Data Block Start

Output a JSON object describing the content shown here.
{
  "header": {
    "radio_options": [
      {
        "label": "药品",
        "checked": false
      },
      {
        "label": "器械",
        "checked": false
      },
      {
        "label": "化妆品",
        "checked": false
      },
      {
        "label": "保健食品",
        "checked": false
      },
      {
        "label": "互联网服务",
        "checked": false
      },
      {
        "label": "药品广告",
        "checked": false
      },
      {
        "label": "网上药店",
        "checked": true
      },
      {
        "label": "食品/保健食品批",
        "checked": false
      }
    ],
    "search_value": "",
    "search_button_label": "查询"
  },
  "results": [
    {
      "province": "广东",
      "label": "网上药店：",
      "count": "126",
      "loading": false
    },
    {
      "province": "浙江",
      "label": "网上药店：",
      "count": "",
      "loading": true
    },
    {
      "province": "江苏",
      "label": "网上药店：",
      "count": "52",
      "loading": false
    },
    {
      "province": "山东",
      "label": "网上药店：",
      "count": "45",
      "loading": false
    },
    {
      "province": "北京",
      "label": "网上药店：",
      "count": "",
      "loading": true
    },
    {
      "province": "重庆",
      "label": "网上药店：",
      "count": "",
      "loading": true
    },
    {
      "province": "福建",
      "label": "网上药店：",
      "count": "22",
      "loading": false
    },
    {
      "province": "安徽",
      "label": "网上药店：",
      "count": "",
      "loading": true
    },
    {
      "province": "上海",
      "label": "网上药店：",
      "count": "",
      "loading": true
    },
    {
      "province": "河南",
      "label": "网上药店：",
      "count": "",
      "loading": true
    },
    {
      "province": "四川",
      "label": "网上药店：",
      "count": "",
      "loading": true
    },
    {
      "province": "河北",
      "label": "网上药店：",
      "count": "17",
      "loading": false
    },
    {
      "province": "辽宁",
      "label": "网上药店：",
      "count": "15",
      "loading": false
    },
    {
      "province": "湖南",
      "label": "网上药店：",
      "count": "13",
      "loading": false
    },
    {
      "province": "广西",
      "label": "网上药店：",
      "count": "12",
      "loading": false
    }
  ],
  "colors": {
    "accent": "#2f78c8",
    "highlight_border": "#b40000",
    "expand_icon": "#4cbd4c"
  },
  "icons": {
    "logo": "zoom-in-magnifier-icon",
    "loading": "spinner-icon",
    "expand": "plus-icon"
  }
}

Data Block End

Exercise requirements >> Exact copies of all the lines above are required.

Written answer >>
Output a JSON object describing the content shown here.
{
  "header": {
    "radio_options": [
      {
        "label": "药品",
        "checked": false
      },
      {
        "label": "器械",
        "checked": false
      },
      {
        "label": "化妆品",
        "checked": false
      },
      {
        "label": "保健食品",
        "checked": false
      },
      {
        "label": "互联网服务",
        "checked": false
      },
      {
        "label": "药品广告",
        "checked": false
      },
      {
        "label": "网上药店",
        "checked": true
      },
      {
        "label": "食品/保健食品批",
        "checked": false
      }
    ],
    "search_value": "",
    "search_button_label": "查询"
  },
  "results": [
    {
      "province": "广东",
      "label": "网上药店：",
      "count": "126",
      "loading": false
    },
    {
      "province": "浙江",
      "label": "网上药店：",
      "count": "",
      "loading": true
    },
    {
      "province": "江苏",
      "label": "网上药店：",
      "count": "52",
      "loading": false
    },
    {
      "province": "山东",
      "label": "网上药店：",
      "count": "45",
      "loading": false
    },
    {
      "province": "北京",
      "label": "网上药店：",
      "count": "",
      "loading": true
    },
    {
      "province": "重庆",
      "label": "网上药店：",
      "count": "",
      "loading": true
    },
    {
      "province": "福建",
      "label": "网上药店：",
      "count": "22",
      "loading": false
    },
    {
      "province": "安徽",
      "label": "网上药店：",
      "count": "",
      "loading": true
    },
    {
      "province": "上海",
      "label": "网上药店：",
      "count": "",
      "loading": true
    },
    {
      "province": "河南",
      "label": "网上药店：",
      "count": "",
      "loading": true
    },
    {
      "province": "四川",
      "label": "网上药店：",
      "count": "",
      "loading": true
    },
    {
      "province": "河北",
      "label": "网上药店：",
      "count": "17",
      "loading": false
    },
    {
      "province": "辽宁",
      "label": "网上药店：",
      "count": "15",
      "loading": false
    },
    {
      "province": "湖南",
      "label": "网上药店：",
      "count": "13",
      "loading": false
    },
    {
      "province": "广西",
      "label": "网上药店：",
      "count": "12",
      "loading": false
    }
  ],
  "colors": {
    "accent": "#2f78c8",
    "highlight_border": "#b40000",
    "expand_icon": "#4cbd4c"
  },
  "icons": {
    "logo": "zoom-in-magnifier-icon",
    "loading": "spinner-icon",
    "expand": "plus-icon"
  }
}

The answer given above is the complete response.